Oleksii is eager to learn Japanese to move up in the workplace and make local friends, and despite the challenges, he’s off to a good start. With a complex writing system and few linguistic similarities for foreigners to rely on, Japanese is a notoriously difficult language to pick up. “In the city I live in, very few Japanese people even know English,” Oleksii says. “It’s quite hard to be in a country where no one understands you and you don’t understand anybody.” Oleksii has been learning Japanese characters and phrases on his own, and many other Ukrainians are taking advantage of free language classes offered by local nonprofit organizations.
While the language is still a barrier, Oleksii and his Ukrainian coworkers emphasize that the cultural differences aren’t as challenging as expected. They say people are very kind and show a genuine desire to help and understand Ukrainians.
Oleksii also emphasizes that Japan doesn’t have many foreign residents, which cuts both ways. While there isn’t a big Ukrainian community to interact with, the Japanese “think way better of Ukrainians than all the other countries, especially Poland where there are so many Ukrainians. In Japan, when someone hears that you’re Ukrainian, they become really, really interested in you. If you are a good individual, you can make them think better of us.”
Japan is still much more conservative than Oleksii is used to. Gender roles are more traditional, and the Japanese are protective of their culture at large. While Oleksii says this will be hard for very liberal migrants, adjusting to the culture is easier once you understand where the Japanese are coming from.
Oleksii described how his Ukrainian coworker was refused entry at a “Japanese-only bar” when he went out with a group of his Japanese friends. “They called the police, the police came, and they said, “well it’s a Japanese-only bar. You can go somewhere else.” While I expected Oleksii to feel outraged by this, as someone whose cultural and national identity is threatened daily, he was sympathetic. “These people, they don’t understand the reasoning for that,” he said. “They’re protecting their culture.”
Japan’s system for assimilating refugees still needs improvement, but stories like Oleksii’s prove integration can happen anywhere. All he needed was an opportunity, and now Oleksii is contributing to Japan’s struggling labor market, building his finances, and planning to return to Ukraine one day.
The U.S. hosts over 100 times more Ukrainian refugees than Japan and is better at initially employing them, but discrimination, limited opportunity for career growth, and a complex approval process is preventing better integration. Pointing the finger at cultural and linguistic differences in America isn’t enough, and we have to address the broader systems preventing refugees from finding stability. Japan is still learning these lessons too, and people like Oleksii are proving integration is possible in a context some thought was impossible.

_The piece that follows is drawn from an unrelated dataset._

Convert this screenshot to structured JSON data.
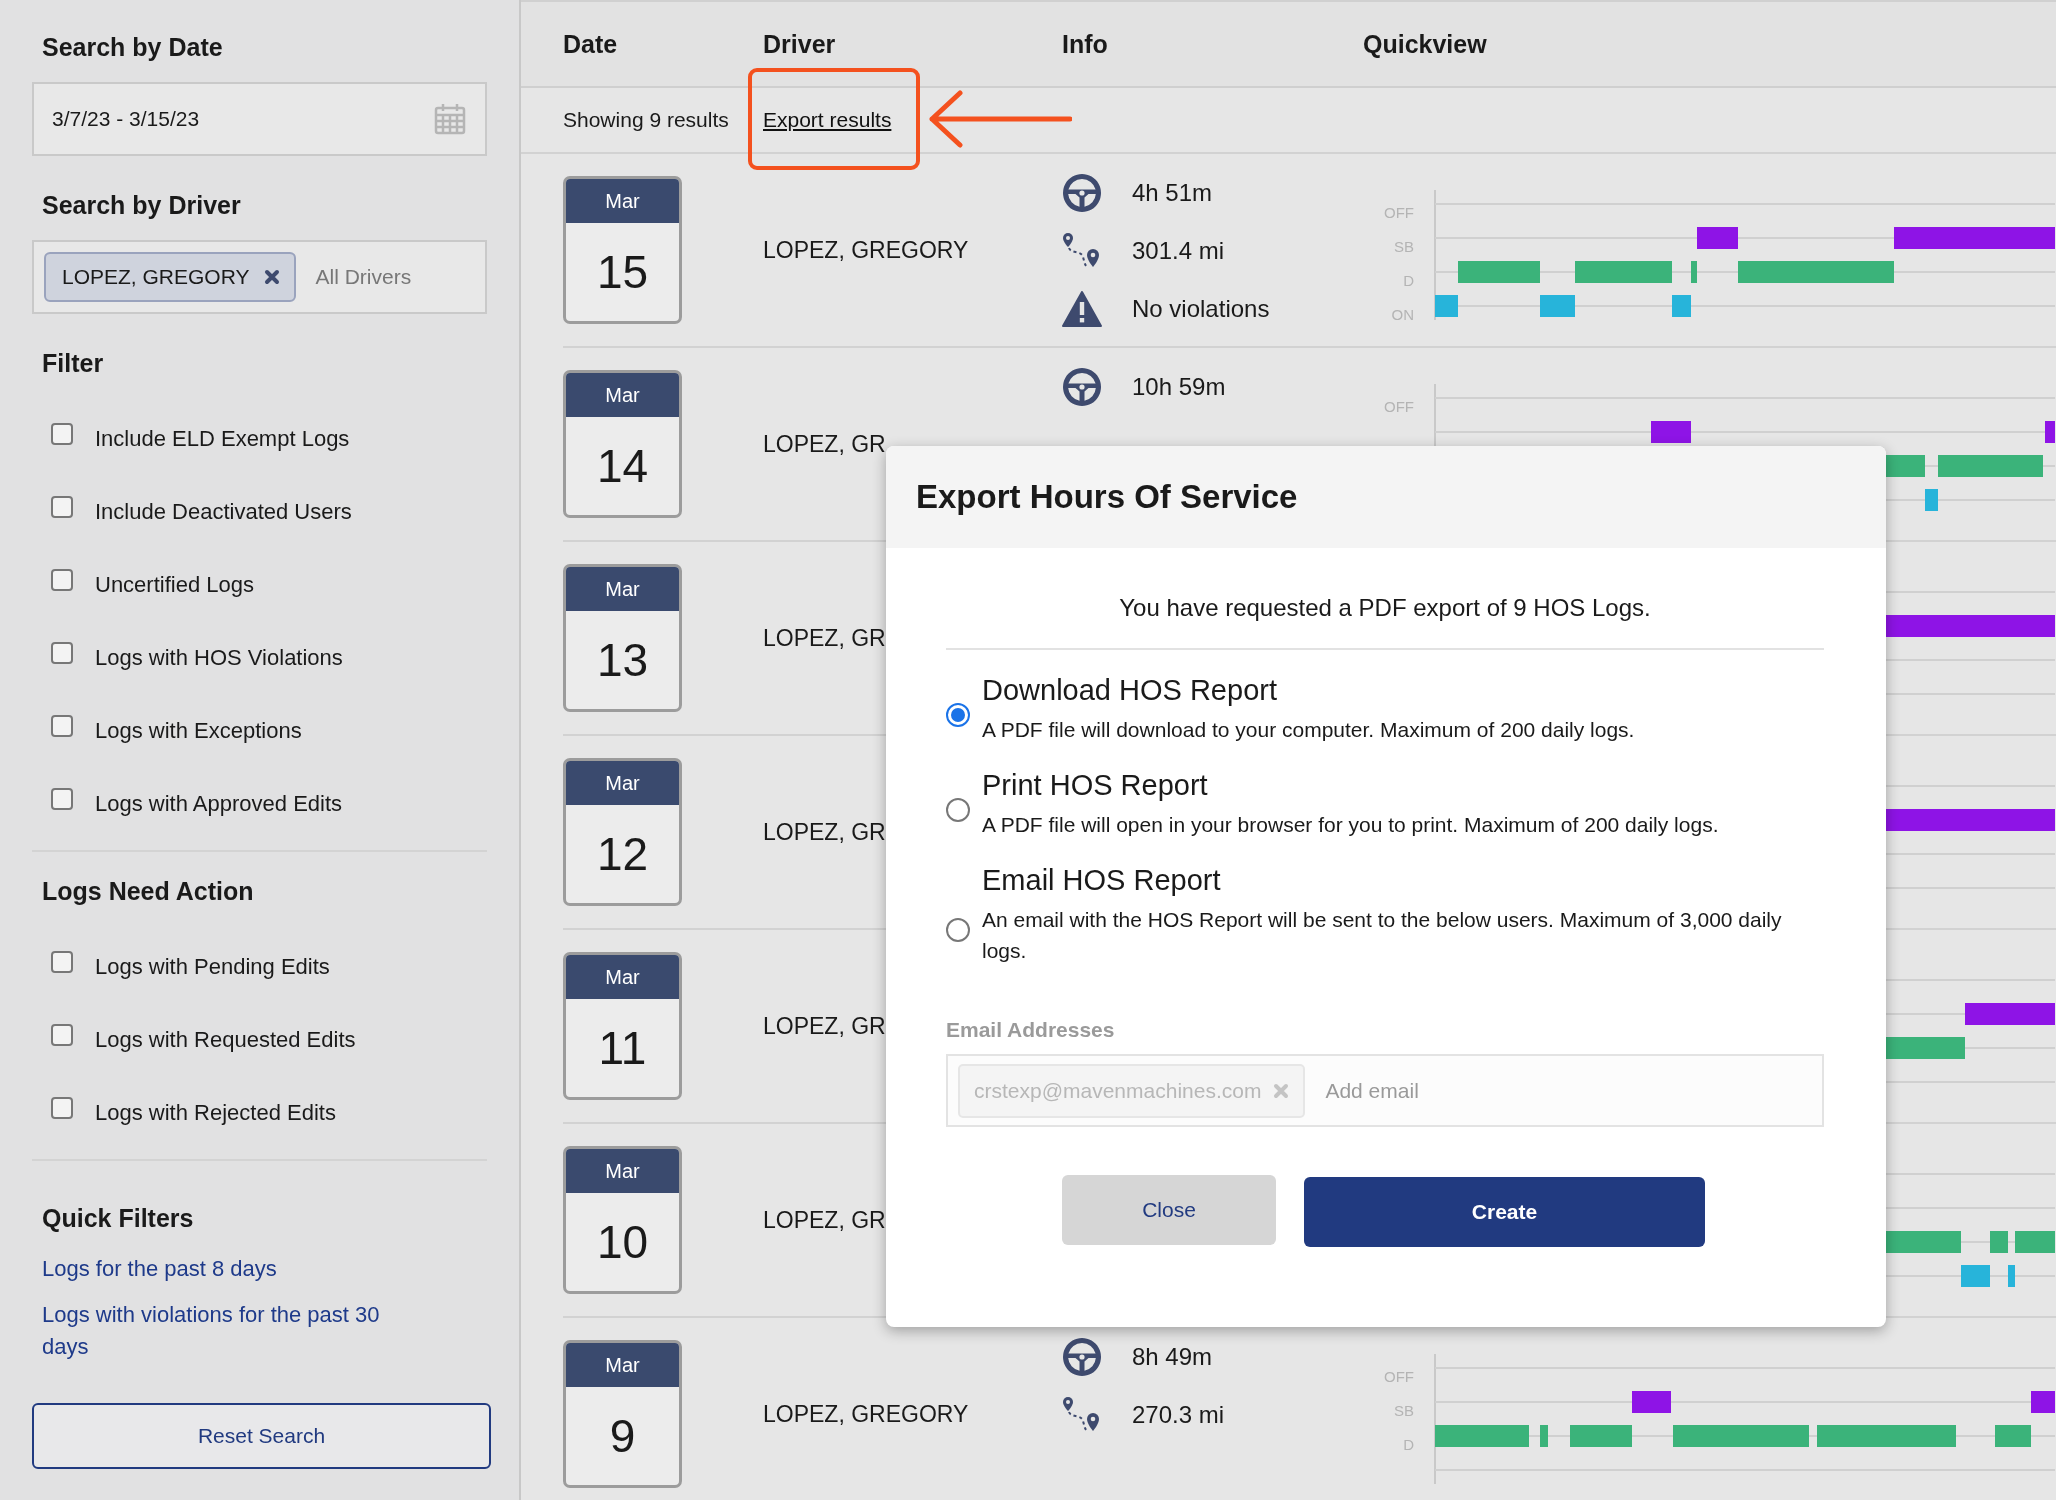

Oleksii’s message for other Ukrainians bears a similar promise: “If you can overcome this, then there is nothing to stop you.”